Local company Imaginarium Art licensed to make Transformers Generation One statues

Imaginarium Art owner Danny Lim with the Soundwave statue.
Imaginarium Art owner Danny Lim with the Soundwave statue.ST PHOTO: TIFFANY GOH FOR THE STRAITS TIMES

Home-grown toy-maker's statues to travel to Thailand, Taiwan and the US

Home-grown collectible statue producers Imaginarium Art has ventured into the Transformers universe by rolling out two resin statues of the hit toy franchise's Generation One characters, Ultra Magnus and Soundwave.

The company - licensed by toy juggernaut and the makers of Transformers, Hasbro - is perhaps the first in the world to build models of the two characters of such scale (they are usually about 20 to 30cm). The statues - Ultra Magnus stands at 70cm and Soundwave at 81cm - are also able to change poses.

They were unveiled two weeks ago and displayed at the Singapore Toy, Game & Comic Convention that took place last weekend.

Pre-orders (a $400 deposit is required) can be placed for Soundwave, which is priced at $1,470, before 800 limited pieces of the figurine are released into the market in December. Details on Ultra Magnus have yet to be announced. Mr Danny Lim, who founded Imaginarium Art in 2013, says the company has received 400 orders so far.

While each figure comes with additional body parts for fans to fiddle around with poses, it cannot be transformed into vehicles or weapons.

Imaginarium Art has also previously produced various replicas of Marvel Comics' Iron Man, including a newer design of the character's trademark red and gold helmet.

The Transformers statues will travel to Thailand and Taiwan later this year before heading to two large-scale toy and comic conventions in the United States - MegaCon (short for Mega Convention) and New York Comic Con - and the fan-run Transformers convention TFCon in Canada next year.


A close-up of Ultra Magnus. ST PHOTO: TIFFANY GOH FOR THE STRAITS TIMES

Based on the franchise's very first line that ran from 1984 to 1991, the two pieces are boxier in design compared to the slicker look of the newer-generation Transformers as seen in the film series.

A Transformers fan, Mr Lim, 41, wanted to relive the nostalgia of the franchise's early days.

He went with Ultra Magnus, the second-in-command of the Autobot army (the Autobots are the protagonists) as there are already "too much of Autobot leader Optimus Prime in the market".

Naturally, he had to pick a character from the antagonists, the Decepticons, for the other replica, and he chose a personal favourite Soundwave, a communicator who can transform into a microcassette recorder.

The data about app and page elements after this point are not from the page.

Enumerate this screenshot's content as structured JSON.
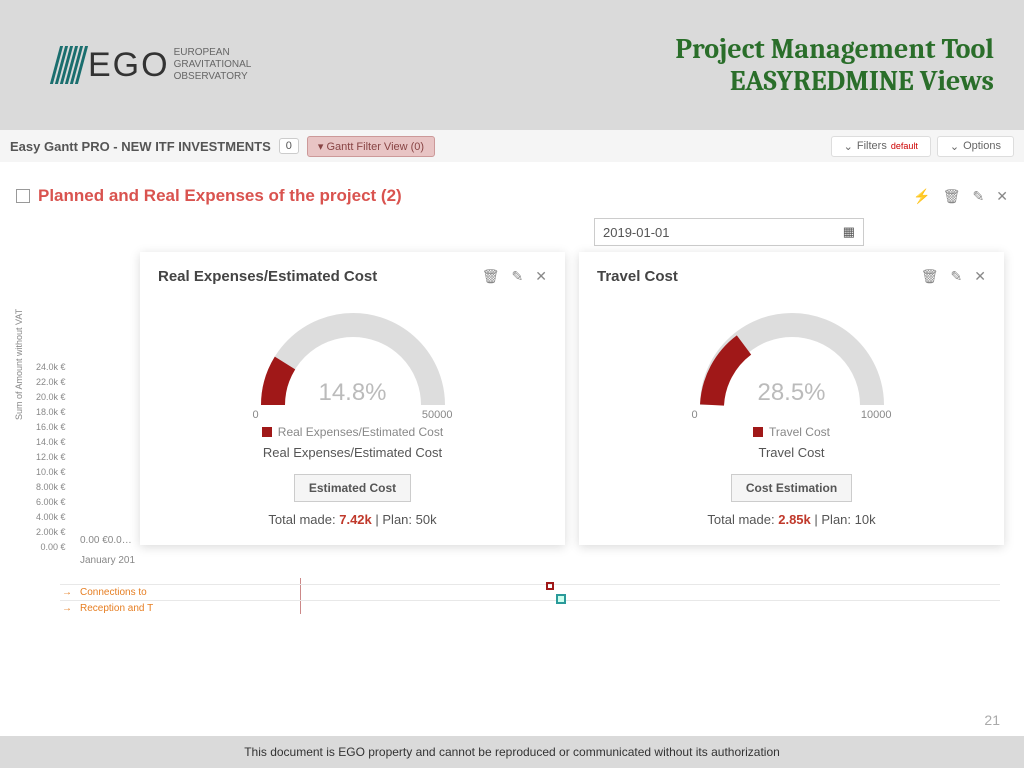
{
  "header": {
    "logo_main": "EGO",
    "logo_sub1": "EUROPEAN",
    "logo_sub2": "GRAVITATIONAL",
    "logo_sub3": "OBSERVATORY",
    "title_line1": "Project Management Tool",
    "title_line2": "EASYREDMINE Views"
  },
  "toolbar": {
    "title": "Easy Gantt PRO - NEW ITF INVESTMENTS",
    "badge": "0",
    "filter_btn": "Gantt Filter View (0)",
    "filters_label": "Filters",
    "filters_tag": "default",
    "options_label": "Options"
  },
  "section": {
    "title": "Planned and Real Expenses of the project (2)"
  },
  "date_field": "2019-01-01",
  "cards": [
    {
      "title": "Real Expenses/Estimated Cost",
      "pct": "14.8%",
      "min": "0",
      "max": "50000",
      "legend": "Real Expenses/Estimated Cost",
      "sub": "Real Expenses/Estimated Cost",
      "btn": "Estimated Cost",
      "total_prefix": "Total made: ",
      "made": "7.42k",
      "plan": " | Plan: 50k"
    },
    {
      "title": "Travel Cost",
      "pct": "28.5%",
      "min": "0",
      "max": "10000",
      "legend": "Travel Cost",
      "sub": "Travel Cost",
      "btn": "Cost Estimation",
      "total_prefix": "Total made: ",
      "made": "2.85k",
      "plan": " | Plan: 10k"
    }
  ],
  "y_axis": [
    "24.0k €",
    "22.0k €",
    "20.0k €",
    "18.0k €",
    "16.0k €",
    "14.0k €",
    "12.0k €",
    "10.0k €",
    "8.00k €",
    "6.00k €",
    "4.00k €",
    "2.00k €",
    "0.00 €"
  ],
  "y_label": "Sum of Amount without VAT",
  "x_origin": "0.00 €0.0…",
  "x_jan": "January 201",
  "gantt": {
    "row1": "Connections to",
    "row2": "Reception and T"
  },
  "footer": "This document is EGO property and cannot be reproduced or communicated without its authorization",
  "page": "21",
  "chart_data": [
    {
      "type": "gauge",
      "title": "Real Expenses/Estimated Cost",
      "value_pct": 14.8,
      "value": 7420,
      "min": 0,
      "max": 50000,
      "plan": 50000,
      "color": "#a01818"
    },
    {
      "type": "gauge",
      "title": "Travel Cost",
      "value_pct": 28.5,
      "value": 2850,
      "min": 0,
      "max": 10000,
      "plan": 10000,
      "color": "#a01818"
    }
  ]
}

"It's always exciting to see Soundwave deploy his little cassette minions from his chest," says Mr Lim.

He teamed up with Argentinian sculptor Pablo Viggiano to provide the art direction for the statues. Viggiano, 44, was adamant that they look as authentic as possible.

"Fans don't want someone else's version of the characters. They want a statue that has the same lovely feeling from when they were kids," he says.

The statues are made out of resin, acrylic and polyurethane, and have minute details specific to each character. Take Ultra Magnus, which comes with two grey cannon barrels made of diecast metal. As for Soundwave, three of his cassette troops - Ravage, Laserbeak and Frenzy - stand at the foot of the statue in ready-to-attack poses.

Long-time Transformers fans are thrilled that Imaginarium Art has created classic replicas.

Mr Sathish Pillai, 39, who runs a car wash business, says it is the most accurate replication of the vintage series he has seen. He has submitted a pre-order for Soundwave.

"It's about time someone produces statues from the Generation One era. Nowadays, many of the figurines on the market are of the newer, more modern designs similar to what you see in the films," he adds.

Project manager Chew Liong Hong, 40, has pre-ordered a Soundwave figurine, despite being slightly disappointed that it cannot transform. "I used to rush home from school years ago just to catch each episode of the Transformers Generation One cartoons. The statues bring back those childhood memories," he says.

A version of this article appeared in the print edition of The Straits Times on September 23, 2016, with the headline 'Singapore's Transformers take on the world'. Print Edition | Subscribe